A study published in 2014 in Cancer Prevention Research found that the use of genital talcum powder is linked to “a 20 to 30 percent increase in the risk of developing epithelial ovarian cancer.”

The cancer association with talc was first theorized in a 1971 article published in The Journal of Obstetrics and Gynaecology of the British Commonwealth.

In the article, a group of gynecologic oncologists observed that 75 percent of the ovarian and cervical tumors they removed from 13 women contained particles of talc.

Since that time, multiple studies have suggested an increased ovarian cancer risk among women who used talc products for personal hygiene. The issue remains the subject of ongoing medical research.

The American Cancer Society says there is “some suggestion of a possible increase in ovarian cancer risk” from using consumer products containing talc, but that the studies of personal use of talcum powder have produced mixed results.

Some Manufacturers Add Warnings of Cancer Risk of Talcum Powder

Some manufacturers of baby powder products have added warning labels to their personal hygiene products, permitting consumers to make an informed choice about whether to use the product.

Angel of Mine Baby Powder has a warning stating: “Frequent application of baby powder in the female genital area may increase the risk of ovarian cancer.”

Spring Fresh Powder, which is available at Walmart, contains the warning: “Medical evidence suggests that women who use talcum powder as a feminine hygiene product run a greater risk of developing ovarian cancer.”

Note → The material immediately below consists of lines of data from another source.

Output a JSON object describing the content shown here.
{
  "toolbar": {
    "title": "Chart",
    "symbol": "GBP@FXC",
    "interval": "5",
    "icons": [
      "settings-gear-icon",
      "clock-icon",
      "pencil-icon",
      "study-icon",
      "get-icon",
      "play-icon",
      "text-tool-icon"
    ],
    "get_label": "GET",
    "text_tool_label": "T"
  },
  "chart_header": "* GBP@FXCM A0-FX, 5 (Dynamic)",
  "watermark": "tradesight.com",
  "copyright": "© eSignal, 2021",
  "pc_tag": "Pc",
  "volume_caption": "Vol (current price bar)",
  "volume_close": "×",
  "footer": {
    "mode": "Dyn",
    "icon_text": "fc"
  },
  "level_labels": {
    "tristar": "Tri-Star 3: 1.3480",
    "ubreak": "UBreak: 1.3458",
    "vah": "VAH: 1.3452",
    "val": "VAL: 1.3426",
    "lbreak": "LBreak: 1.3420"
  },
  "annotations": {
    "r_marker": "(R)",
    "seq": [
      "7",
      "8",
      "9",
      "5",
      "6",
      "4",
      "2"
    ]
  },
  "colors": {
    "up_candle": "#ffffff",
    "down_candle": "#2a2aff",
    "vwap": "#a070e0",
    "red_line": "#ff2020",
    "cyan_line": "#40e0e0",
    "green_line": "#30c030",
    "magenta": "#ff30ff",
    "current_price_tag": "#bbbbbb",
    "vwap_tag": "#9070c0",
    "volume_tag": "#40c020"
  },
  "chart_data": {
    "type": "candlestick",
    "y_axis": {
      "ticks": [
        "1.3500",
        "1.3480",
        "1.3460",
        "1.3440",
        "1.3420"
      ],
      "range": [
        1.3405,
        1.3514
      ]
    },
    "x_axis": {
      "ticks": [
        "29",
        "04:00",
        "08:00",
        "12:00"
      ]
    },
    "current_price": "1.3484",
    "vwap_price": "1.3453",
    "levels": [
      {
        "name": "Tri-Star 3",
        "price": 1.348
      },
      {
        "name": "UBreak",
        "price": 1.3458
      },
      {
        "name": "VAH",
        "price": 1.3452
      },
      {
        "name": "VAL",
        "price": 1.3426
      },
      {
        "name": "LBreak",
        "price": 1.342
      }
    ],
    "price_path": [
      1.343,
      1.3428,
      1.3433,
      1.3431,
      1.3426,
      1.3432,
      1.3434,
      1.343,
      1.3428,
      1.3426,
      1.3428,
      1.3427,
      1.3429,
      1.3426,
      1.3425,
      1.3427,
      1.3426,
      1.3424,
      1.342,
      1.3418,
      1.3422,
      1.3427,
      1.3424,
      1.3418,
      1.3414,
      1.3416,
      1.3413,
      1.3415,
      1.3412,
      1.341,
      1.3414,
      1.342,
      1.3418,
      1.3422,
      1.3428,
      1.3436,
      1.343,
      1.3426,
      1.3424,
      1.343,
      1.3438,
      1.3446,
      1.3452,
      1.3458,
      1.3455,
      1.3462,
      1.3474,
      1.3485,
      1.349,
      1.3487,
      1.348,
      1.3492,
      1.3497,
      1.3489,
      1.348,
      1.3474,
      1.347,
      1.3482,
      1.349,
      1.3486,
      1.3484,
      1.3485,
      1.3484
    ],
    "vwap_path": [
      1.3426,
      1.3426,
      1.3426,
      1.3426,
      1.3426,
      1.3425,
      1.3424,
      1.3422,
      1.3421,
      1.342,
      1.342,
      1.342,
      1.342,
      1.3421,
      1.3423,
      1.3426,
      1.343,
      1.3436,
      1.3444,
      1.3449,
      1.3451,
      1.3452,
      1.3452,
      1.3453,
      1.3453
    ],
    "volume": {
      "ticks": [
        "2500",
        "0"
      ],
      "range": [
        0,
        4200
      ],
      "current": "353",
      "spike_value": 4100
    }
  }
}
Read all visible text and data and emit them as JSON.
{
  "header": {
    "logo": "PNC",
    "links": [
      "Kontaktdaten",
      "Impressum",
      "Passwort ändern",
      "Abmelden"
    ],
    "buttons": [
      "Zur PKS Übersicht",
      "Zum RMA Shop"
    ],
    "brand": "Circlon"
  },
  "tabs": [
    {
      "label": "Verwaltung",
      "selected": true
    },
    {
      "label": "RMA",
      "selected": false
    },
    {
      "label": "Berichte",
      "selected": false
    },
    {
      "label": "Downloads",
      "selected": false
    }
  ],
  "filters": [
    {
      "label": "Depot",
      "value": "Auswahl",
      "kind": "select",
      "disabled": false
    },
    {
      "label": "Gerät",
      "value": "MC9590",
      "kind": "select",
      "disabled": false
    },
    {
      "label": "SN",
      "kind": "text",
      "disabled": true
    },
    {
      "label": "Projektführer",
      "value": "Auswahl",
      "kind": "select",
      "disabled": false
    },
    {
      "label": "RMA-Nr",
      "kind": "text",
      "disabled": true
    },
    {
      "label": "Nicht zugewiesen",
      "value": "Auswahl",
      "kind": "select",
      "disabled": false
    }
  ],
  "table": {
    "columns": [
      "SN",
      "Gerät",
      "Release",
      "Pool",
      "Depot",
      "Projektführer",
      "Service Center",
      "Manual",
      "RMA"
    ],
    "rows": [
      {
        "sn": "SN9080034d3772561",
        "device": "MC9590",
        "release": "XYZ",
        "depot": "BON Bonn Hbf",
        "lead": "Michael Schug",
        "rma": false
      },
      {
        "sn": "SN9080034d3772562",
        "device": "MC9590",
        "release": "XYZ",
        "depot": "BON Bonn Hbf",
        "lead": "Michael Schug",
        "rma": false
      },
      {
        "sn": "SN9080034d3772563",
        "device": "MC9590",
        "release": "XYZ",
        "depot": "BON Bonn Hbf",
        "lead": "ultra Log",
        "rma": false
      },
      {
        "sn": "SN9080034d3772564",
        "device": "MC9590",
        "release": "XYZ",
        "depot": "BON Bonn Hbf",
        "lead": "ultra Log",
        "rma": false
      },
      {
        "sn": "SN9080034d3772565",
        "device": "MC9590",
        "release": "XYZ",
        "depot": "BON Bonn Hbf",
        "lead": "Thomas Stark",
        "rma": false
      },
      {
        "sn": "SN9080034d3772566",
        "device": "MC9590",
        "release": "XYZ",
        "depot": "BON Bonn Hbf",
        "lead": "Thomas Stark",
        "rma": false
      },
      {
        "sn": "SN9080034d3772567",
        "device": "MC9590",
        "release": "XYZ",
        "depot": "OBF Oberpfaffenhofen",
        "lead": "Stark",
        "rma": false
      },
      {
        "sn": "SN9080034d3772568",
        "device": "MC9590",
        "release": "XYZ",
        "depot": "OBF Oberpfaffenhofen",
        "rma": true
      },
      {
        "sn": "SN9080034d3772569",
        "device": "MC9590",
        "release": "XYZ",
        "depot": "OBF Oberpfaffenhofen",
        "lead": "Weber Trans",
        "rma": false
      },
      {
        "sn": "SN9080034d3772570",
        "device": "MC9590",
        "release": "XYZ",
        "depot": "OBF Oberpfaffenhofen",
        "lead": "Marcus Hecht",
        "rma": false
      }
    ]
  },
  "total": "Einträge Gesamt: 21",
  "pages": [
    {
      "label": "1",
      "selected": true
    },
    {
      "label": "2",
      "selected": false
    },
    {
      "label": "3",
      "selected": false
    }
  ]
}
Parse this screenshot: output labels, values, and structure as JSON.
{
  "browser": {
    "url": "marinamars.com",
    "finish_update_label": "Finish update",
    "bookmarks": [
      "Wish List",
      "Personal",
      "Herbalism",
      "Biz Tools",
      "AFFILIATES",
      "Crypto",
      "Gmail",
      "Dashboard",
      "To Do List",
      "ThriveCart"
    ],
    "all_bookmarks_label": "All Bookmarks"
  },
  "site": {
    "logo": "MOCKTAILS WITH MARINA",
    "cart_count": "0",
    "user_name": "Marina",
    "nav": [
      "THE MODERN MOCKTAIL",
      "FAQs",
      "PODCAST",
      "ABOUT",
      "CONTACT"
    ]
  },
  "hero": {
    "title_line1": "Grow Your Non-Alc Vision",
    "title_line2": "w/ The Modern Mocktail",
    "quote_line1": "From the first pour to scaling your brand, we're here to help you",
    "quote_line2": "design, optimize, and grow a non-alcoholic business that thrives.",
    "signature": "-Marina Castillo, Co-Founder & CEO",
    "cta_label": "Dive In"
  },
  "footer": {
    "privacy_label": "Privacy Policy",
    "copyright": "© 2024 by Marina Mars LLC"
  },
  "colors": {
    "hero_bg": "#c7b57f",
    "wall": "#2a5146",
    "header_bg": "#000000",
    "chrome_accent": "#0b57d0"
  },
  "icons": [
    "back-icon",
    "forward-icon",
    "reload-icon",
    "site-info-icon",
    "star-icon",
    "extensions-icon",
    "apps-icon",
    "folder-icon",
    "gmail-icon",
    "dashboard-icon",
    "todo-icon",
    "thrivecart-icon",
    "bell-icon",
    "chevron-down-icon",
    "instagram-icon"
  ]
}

Other manufacturers such as Johnson & Johnson have declined to add warnings to their products or to change the ingredients in the product despite multiple published studies suggesting a possible cancer risk.

In 1994, the Cancer Prevention Coalition wrote to Johnson & Johnson and urged the company to remove its talc products from the markets, use safer cornstarch powders instead or at least add warning labels about the risk of ovarian cancer. The company declined the request.

Talcum Powder Cancer Lawsuits

More than 6,000 lawsuits have been filed alleging that Johnson & Johnson has failed to warn consumers of the cancer risk linked to using talc powder.

A manufacturer has a legal obligation to warn users of any known hazards associated with the product unless the risk is so plain that a warning should not be needed.

Presented with cases of women struggling to survive ovarian cancer, several juries have strongly agreed that Johnson & Johnson should have added warning labels to its products.

The juries have delivered resounding verdicts in favor of women harmed by talc products and ordered Johnson & Johnson to pay tens of millions of dollars of compensation to the victims.

If you are dealing with ovarian cancer and have used baby powder or talcum powder as part of your daily hygiene, you and your loved ones should understand your rights to demand compensation for your medical bills, pain and suffering, and the other effects cancer has had on you and your family.

Contact Corpus Christi Attorneys Investigating Talcum Powder Cancer Cases

If you have questions about whether a product containing talcum powder caused your ovarian cancer, call us for a free initial consultation and explanation of your legal rights.

The attorneys at Herrman & Herrman P.L.L.C. offer more than 100 years of legal experience in representing people who have been harmed by unsafe products. Our legal team is ready to fight hard for the full compensation that you will need after an ovarian cancer diagnosis.